http://www.nytimes.com/2016/12/16/us/cindy-stowell-jeopardy-death.html?_r=0

As the Times reported: While it’s not unusual for the show to establish back stories for the contestants, the viewers’ knowledge of Ms. Stowell’s condition ‘is to share a sad secret with her,’ Seth Rosenthal wrote at SB Nation.

“’I sit in awe of a brilliant woman earning every last dollar she can for the causes dearest to her; building a sum of infinite potential in the face of her own finality,’ he said. ‘I have never rooted harder for anyone to win anything.’”

Neither have many of us. This story breaks my heart and lifts my spirits … all at once. Amazing!

Anniversary reminds me of how things can work out

retirement.pic_

This is another in an occasional series of blog posts commenting on upcoming retirement.

Everything happens for a reason. Is that too cliché to repeat here? Probably, but I just did it anyway.

An anniversary is fast approaching that reminds me of how life can throw you curve balls. You just have to be patient, keep the faith, rely on the love of others — and by golly, things can have this way of working out.

Later this week marks the fourth year since my full-time journalism career came to a sudden end. I wasn’t quite ready for it to conclude in that manner.

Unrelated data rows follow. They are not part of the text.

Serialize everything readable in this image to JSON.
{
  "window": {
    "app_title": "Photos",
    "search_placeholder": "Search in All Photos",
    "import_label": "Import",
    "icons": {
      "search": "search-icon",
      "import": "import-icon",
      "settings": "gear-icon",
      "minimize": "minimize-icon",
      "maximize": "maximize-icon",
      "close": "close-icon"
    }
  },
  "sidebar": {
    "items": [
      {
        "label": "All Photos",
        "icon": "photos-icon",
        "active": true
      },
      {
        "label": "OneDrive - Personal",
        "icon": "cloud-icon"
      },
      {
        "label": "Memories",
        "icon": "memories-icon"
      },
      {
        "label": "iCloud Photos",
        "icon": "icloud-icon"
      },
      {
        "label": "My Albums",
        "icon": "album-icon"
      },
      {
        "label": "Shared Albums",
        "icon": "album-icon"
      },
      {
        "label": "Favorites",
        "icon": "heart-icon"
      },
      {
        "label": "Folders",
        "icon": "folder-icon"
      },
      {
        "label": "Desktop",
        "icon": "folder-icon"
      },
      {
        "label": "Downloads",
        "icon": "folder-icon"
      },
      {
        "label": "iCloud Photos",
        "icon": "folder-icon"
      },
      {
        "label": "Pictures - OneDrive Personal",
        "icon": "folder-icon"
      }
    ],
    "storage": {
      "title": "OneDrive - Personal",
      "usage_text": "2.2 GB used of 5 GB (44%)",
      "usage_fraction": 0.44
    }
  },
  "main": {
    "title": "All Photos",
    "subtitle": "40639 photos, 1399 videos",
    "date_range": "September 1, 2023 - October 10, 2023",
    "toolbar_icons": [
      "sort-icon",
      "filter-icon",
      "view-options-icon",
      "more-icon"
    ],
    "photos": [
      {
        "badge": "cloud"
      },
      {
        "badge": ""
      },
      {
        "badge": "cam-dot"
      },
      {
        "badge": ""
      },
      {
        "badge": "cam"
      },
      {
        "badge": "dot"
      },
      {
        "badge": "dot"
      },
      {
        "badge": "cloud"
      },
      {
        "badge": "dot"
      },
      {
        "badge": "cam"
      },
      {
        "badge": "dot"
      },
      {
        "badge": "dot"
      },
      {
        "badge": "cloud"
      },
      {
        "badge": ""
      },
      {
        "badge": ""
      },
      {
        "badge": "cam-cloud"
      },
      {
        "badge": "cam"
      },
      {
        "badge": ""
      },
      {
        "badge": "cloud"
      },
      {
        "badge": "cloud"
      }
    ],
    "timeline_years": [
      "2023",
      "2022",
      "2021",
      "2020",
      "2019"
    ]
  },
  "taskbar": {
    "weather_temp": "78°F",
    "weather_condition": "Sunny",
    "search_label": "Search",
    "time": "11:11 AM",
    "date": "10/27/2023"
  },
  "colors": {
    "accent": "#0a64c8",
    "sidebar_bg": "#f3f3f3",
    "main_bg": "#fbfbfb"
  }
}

It did, though.

I won’t belabor you again with the particulars, except to say that at the moment I learned that the job I’d been doing at the Amarillo Globe-News for nearly 18 years would be handed over to someone else was like being punched in the gut — and the face — at the same time.

I collected myself, went home, decided in the car on the way to the house that I would quit, came back the next day, cleared out my office, had an awkward conversation with my soon-to-be former employer and then left.

My wife and I departed Amarillo that very day for an eight-day vacation back east. We had a wonderful time seeing friends in Charlotte, N.C., and in Roanoke, Va.

We came home and started thinking about what we would do next.

I was too old — 63 years of age at the time — to seriously consider going back to work full time. I knew I couldn’t get hired because of my age.

Oh, sure, employers said they didn’t consider that. I know better. Ageism exists, man.

I decided to start the transition into retirement.

I’ve been working a number of part-time jobs in the four years since my departure from the craft that in many ways had defined me over the span of nearly 37 years. I was able to keep my hand in the profession I love so much: writing news features for KFDA News Channel 10, blogs (until recently) for Panhandle PBS and helping produce the Quay County Sun weekly newspaper in Tucumcari, N.M.

Along the way I made a startling discovery.

It was that while I didn’t want my career to end when it did and in the manner that it did — I am now happy that it did end.

We’re continuing that transition into full-time retirement. We plan to travel more. We plan to be our own bosses. We intend to see this continent of ours up close. All of those plans are proceeding.

We’ll have some more major changes in our life coming up. I won’t divulge them here. Our family and closest friends know what they are … so I’ll leave it at that.

My wife has told me I seem less stressed out these days. Hmmm. Imagine that.

The Associated Press and United Press International style books always instructed us to “avoid clichés like the plague.”

Thus, the cliché about things happening for a reason seems so trite.

Except that in this case, it’s flat-out true.